## What you are asked to do
The exercise calls for a faithful copy of all the data.

## Supplied data

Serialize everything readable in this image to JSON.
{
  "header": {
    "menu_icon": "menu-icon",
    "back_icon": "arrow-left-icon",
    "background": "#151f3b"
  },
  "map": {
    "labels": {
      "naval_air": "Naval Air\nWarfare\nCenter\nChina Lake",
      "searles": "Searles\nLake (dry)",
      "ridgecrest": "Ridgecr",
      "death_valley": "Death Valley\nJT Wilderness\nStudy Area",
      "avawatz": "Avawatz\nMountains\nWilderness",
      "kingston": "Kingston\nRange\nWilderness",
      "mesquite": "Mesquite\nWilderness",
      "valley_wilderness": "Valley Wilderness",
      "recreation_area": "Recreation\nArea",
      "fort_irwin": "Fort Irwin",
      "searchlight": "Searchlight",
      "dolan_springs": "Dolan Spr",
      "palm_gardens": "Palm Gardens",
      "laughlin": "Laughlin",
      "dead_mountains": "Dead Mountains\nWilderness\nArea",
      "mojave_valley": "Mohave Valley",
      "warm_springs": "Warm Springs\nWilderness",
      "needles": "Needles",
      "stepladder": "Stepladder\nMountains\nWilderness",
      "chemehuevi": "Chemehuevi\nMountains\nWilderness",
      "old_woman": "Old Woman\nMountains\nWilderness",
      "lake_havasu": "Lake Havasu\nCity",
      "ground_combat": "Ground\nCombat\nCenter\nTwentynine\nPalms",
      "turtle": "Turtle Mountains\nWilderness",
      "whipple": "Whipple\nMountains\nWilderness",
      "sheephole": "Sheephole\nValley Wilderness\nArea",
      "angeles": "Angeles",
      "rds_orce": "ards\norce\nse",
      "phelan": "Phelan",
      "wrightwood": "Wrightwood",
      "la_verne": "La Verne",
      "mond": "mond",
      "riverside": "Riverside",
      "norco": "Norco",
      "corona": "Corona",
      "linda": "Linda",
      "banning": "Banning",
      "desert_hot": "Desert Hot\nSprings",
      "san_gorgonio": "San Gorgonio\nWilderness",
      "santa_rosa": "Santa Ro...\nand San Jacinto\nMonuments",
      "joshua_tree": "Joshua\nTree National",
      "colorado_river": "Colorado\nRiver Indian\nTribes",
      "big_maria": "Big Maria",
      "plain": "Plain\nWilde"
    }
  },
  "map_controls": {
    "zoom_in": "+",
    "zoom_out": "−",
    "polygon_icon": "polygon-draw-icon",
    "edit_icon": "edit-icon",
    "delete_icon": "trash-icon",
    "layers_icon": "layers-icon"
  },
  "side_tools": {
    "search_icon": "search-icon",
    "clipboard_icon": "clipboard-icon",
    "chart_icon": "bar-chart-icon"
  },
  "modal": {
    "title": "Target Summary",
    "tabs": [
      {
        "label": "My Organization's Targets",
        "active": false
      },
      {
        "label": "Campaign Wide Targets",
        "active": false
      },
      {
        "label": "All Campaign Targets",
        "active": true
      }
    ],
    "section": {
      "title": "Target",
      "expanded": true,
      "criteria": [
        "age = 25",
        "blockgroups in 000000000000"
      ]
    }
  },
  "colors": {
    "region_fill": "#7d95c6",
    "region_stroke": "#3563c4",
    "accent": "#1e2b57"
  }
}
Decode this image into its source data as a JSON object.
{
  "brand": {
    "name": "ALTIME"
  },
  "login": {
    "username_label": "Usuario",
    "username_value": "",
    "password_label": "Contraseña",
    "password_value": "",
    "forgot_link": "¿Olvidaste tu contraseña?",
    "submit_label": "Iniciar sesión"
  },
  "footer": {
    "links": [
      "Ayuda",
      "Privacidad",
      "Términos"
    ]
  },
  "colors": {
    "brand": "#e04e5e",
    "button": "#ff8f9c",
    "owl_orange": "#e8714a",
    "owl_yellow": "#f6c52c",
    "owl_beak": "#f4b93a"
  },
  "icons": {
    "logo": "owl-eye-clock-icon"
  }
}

## Result for this task
Serialize everything readable in this image to JSON.
{
  "header": {
    "menu_icon": "menu-icon",
    "back_icon": "arrow-left-icon",
    "background": "#151f3b"
  },
  "map": {
    "labels": {
      "naval_air": "Naval Air\nWarfare\nCenter\nChina Lake",
      "searles": "Searles\nLake (dry)",
      "ridgecrest": "Ridgecr",
      "death_valley": "Death Valley\nJT Wilderness\nStudy Area",
      "avawatz": "Avawatz\nMountains\nWilderness",
      "kingston": "Kingston\nRange\nWilderness",
      "mesquite": "Mesquite\nWilderness",
      "valley_wilderness": "Valley Wilderness",
      "recreation_area": "Recreation\nArea",
      "fort_irwin": "Fort Irwin",
      "searchlight": "Searchlight",
      "dolan_springs": "Dolan Spr",
      "palm_gardens": "Palm Gardens",
      "laughlin": "Laughlin",
      "dead_mountains": "Dead Mountains\nWilderness\nArea",
      "mojave_valley": "Mohave Valley",
      "warm_springs": "Warm Springs\nWilderness",
      "needles": "Needles",
      "stepladder": "Stepladder\nMountains\nWilderness",
      "chemehuevi": "Chemehuevi\nMountains\nWilderness",
      "old_woman": "Old Woman\nMountains\nWilderness",
      "lake_havasu": "Lake Havasu\nCity",
      "ground_combat": "Ground\nCombat\nCenter\nTwentynine\nPalms",
      "turtle": "Turtle Mountains\nWilderness",
      "whipple": "Whipple\nMountains\nWilderness",
      "sheephole": "Sheephole\nValley Wilderness\nArea",
      "angeles": "Angeles",
      "rds_orce": "ards\norce\nse",
      "phelan": "Phelan",
      "wrightwood": "Wrightwood",
      "la_verne": "La Verne",
      "mond": "mond",
      "riverside": "Riverside",
      "norco": "Norco",
      "corona": "Corona",
      "linda": "Linda",
      "banning": "Banning",
      "desert_hot": "Desert Hot\nSprings",
      "san_gorgonio": "San Gorgonio\nWilderness",
      "santa_rosa": "Santa Ro...\nand San Jacinto\nMonuments",
      "joshua_tree": "Joshua\nTree National",
      "colorado_river": "Colorado\nRiver Indian\nTribes",
      "big_maria": "Big Maria",
      "plain": "Plain\nWilde"
    }
  },
  "map_controls": {
    "zoom_in": "+",
    "zoom_out": "−",
    "polygon_icon": "polygon-draw-icon",
    "edit_icon": "edit-icon",
    "delete_icon": "trash-icon",
    "layers_icon": "layers-icon"
  },
  "side_tools": {
    "search_icon": "search-icon",
    "clipboard_icon": "clipboard-icon",
    "chart_icon": "bar-chart-icon"
  },
  "modal": {
    "title": "Target Summary",
    "tabs": [
      {
        "label": "My Organization's Targets",
        "active": false
      },
      {
        "label": "Campaign Wide Targets",
        "active": false
      },
      {
        "label": "All Campaign Targets",
        "active": true
      }
    ],
    "section": {
      "title": "Target",
      "expanded": true,
      "criteria": [
        "age = 25",
        "blockgroups in 000000000000"
      ]
    }
  },
  "colors": {
    "region_fill": "#7d95c6",
    "region_stroke": "#3563c4",
    "accent": "#1e2b57"
  }
}
Decode this image into its source data as a JSON object.
{
  "brand": {
    "name": "ALTIME"
  },
  "login": {
    "username_label": "Usuario",
    "username_value": "",
    "password_label": "Contraseña",
    "password_value": "",
    "forgot_link": "¿Olvidaste tu contraseña?",
    "submit_label": "Iniciar sesión"
  },
  "footer": {
    "links": [
      "Ayuda",
      "Privacidad",
      "Términos"
    ]
  },
  "colors": {
    "brand": "#e04e5e",
    "button": "#ff8f9c",
    "owl_orange": "#e8714a",
    "owl_yellow": "#f6c52c",
    "owl_beak": "#f4b93a"
  },
  "icons": {
    "logo": "owl-eye-clock-icon"
  }
}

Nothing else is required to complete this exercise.